The data:
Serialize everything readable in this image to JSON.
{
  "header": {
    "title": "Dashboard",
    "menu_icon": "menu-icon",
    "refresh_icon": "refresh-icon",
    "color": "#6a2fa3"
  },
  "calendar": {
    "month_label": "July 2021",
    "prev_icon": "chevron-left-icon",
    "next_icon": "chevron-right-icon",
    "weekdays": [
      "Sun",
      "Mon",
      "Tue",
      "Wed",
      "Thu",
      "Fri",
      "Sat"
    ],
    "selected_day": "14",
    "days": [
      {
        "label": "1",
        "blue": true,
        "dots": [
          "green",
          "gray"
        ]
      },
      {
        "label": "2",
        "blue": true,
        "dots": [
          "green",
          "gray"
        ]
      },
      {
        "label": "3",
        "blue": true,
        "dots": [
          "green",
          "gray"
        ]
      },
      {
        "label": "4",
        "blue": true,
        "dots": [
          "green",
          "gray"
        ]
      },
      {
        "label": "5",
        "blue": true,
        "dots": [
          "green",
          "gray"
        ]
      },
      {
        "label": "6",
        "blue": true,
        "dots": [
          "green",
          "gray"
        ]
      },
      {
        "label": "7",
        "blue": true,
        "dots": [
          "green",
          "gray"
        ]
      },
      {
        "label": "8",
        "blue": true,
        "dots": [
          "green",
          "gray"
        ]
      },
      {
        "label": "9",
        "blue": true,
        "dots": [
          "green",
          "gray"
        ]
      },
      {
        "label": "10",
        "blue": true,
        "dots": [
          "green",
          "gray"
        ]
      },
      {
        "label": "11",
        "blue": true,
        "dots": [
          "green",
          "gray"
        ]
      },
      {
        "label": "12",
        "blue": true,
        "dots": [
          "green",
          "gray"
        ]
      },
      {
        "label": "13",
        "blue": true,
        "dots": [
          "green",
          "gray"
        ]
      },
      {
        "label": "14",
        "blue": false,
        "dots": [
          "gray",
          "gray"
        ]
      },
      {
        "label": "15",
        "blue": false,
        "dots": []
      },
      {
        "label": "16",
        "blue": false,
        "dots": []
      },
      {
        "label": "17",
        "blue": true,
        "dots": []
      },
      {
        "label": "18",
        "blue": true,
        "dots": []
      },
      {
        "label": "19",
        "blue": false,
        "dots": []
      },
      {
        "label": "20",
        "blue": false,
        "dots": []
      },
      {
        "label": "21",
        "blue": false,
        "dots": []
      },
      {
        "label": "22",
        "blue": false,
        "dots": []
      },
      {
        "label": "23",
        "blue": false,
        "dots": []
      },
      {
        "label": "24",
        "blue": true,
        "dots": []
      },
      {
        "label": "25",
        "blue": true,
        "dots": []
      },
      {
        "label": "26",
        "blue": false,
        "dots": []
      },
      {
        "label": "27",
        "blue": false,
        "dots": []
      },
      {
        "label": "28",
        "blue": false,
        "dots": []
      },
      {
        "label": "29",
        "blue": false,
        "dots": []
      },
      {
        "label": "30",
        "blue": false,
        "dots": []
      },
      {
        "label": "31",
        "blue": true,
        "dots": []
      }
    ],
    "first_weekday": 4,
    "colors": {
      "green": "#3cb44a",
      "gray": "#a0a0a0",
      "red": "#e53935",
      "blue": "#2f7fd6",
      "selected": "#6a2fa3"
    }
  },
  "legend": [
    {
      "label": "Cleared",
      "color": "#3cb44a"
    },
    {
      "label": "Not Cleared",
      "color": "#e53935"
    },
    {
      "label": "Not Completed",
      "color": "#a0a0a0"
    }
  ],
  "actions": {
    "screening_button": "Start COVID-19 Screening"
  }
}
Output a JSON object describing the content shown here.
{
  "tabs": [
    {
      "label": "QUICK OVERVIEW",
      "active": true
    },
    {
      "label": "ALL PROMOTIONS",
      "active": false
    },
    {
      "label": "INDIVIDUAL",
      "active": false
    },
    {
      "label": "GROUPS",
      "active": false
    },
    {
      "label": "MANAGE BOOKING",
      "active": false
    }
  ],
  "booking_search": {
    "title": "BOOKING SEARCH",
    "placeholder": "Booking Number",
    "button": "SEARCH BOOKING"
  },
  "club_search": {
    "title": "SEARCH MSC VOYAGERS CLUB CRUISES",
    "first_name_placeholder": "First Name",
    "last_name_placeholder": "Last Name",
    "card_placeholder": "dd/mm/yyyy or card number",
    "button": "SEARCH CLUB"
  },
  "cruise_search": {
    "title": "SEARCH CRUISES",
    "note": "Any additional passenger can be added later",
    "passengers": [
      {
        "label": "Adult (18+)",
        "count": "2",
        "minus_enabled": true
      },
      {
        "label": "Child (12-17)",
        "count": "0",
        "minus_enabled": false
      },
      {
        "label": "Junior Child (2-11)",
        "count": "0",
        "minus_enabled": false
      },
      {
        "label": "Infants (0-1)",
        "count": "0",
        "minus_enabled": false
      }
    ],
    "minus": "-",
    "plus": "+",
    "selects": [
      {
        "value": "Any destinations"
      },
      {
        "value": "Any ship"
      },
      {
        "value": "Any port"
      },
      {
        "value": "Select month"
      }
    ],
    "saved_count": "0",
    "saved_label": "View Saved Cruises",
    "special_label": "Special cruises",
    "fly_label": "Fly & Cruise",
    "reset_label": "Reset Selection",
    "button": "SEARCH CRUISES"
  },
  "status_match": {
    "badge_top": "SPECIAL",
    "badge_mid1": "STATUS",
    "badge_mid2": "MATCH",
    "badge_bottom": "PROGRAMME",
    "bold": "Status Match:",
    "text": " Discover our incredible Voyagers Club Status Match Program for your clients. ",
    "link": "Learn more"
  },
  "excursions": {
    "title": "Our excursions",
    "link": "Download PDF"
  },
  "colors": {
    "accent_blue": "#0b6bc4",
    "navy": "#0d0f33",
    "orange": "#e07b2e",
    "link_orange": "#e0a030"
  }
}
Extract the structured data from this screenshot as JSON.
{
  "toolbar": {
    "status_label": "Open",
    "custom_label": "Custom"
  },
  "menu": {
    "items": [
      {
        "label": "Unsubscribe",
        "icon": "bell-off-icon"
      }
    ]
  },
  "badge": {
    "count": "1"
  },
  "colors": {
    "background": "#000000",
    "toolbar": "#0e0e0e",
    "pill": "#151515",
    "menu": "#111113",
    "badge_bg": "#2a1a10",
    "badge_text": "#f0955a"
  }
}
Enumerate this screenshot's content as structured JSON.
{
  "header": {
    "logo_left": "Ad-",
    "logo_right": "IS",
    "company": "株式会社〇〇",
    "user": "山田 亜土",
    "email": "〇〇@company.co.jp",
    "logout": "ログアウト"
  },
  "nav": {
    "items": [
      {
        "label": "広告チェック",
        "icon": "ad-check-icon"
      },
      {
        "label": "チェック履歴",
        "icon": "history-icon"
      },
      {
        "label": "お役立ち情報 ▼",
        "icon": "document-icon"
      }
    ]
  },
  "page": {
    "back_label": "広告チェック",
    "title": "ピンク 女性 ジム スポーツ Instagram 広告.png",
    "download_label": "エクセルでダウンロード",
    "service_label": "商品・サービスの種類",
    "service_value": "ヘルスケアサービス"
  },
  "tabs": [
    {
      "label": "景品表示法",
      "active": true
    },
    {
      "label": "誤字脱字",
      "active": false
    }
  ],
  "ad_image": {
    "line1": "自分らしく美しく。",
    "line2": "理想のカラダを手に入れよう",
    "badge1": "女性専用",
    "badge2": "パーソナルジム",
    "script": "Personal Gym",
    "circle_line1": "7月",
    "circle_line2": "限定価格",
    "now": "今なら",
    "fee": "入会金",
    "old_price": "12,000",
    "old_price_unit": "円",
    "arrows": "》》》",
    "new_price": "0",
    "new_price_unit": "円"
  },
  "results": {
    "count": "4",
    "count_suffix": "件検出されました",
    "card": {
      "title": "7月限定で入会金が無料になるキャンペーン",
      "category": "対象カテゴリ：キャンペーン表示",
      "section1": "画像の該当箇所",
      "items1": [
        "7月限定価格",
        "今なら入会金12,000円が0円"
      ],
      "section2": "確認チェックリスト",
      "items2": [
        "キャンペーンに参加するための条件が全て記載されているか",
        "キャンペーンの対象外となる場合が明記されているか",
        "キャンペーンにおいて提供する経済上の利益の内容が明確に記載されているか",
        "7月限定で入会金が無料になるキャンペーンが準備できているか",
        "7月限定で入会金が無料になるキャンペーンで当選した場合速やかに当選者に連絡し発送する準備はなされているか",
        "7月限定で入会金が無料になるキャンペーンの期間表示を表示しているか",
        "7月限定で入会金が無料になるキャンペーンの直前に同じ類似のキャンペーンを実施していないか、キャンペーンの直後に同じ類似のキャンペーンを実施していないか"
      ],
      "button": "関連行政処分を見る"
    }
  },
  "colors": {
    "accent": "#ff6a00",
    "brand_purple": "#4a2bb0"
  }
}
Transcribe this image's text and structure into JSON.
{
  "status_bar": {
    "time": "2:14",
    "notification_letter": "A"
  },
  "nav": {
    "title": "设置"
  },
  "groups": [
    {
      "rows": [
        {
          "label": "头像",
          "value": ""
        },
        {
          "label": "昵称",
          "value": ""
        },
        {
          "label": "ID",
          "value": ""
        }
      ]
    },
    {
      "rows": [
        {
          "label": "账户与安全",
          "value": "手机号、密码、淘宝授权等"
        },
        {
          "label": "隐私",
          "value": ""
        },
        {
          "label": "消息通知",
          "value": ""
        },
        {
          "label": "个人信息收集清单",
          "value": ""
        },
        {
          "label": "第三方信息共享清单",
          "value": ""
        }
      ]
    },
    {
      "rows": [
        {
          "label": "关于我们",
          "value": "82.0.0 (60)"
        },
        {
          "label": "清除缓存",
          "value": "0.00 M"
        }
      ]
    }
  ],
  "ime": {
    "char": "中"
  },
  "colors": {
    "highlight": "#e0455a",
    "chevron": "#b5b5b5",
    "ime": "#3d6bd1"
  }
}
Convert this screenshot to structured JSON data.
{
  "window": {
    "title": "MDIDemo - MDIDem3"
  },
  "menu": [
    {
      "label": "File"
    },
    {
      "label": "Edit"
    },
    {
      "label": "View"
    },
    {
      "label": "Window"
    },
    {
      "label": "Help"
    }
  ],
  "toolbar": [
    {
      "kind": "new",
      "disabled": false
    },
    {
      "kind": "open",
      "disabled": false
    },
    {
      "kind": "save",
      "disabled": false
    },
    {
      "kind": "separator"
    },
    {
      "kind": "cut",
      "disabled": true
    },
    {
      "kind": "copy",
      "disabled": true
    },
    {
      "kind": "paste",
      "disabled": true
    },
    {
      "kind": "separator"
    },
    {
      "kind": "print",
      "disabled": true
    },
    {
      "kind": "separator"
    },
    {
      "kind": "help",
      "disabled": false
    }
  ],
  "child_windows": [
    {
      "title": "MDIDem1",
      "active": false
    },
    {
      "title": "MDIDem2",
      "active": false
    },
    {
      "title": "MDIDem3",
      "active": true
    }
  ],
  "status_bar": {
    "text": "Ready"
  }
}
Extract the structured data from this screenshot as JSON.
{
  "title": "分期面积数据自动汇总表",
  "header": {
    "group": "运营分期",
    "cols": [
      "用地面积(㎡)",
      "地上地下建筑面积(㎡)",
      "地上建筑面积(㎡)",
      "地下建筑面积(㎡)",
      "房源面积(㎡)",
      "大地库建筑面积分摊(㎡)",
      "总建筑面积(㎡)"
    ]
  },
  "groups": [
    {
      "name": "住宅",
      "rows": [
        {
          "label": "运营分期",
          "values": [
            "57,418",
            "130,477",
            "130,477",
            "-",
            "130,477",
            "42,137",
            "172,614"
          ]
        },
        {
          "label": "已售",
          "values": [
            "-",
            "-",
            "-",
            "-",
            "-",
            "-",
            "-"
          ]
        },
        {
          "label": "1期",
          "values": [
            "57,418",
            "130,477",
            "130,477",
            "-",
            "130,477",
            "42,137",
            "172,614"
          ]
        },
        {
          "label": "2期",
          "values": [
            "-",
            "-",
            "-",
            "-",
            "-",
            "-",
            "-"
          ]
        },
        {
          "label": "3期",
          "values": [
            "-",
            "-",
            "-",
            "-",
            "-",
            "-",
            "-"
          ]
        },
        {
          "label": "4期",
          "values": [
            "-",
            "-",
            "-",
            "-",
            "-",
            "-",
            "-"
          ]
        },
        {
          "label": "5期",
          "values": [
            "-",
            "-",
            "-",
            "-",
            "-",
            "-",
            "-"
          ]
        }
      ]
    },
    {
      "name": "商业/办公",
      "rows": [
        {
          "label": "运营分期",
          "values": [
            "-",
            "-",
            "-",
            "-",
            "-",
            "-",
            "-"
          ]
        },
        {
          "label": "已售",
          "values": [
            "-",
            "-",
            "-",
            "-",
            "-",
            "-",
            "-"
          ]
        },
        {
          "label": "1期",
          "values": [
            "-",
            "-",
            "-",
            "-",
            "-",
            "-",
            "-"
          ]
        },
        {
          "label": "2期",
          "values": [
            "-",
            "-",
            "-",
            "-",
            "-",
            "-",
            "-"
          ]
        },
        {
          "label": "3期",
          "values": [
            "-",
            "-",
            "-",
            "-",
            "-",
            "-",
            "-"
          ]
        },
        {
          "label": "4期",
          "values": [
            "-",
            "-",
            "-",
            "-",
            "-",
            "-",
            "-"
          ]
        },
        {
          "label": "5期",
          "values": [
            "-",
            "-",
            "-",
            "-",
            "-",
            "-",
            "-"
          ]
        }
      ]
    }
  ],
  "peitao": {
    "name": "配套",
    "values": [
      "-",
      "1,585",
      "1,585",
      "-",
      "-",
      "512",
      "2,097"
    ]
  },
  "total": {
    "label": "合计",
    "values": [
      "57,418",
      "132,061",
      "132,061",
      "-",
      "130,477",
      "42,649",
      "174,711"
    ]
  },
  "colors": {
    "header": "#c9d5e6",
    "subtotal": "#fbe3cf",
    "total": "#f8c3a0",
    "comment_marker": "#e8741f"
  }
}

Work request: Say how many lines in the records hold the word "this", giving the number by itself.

Exercise solution: 6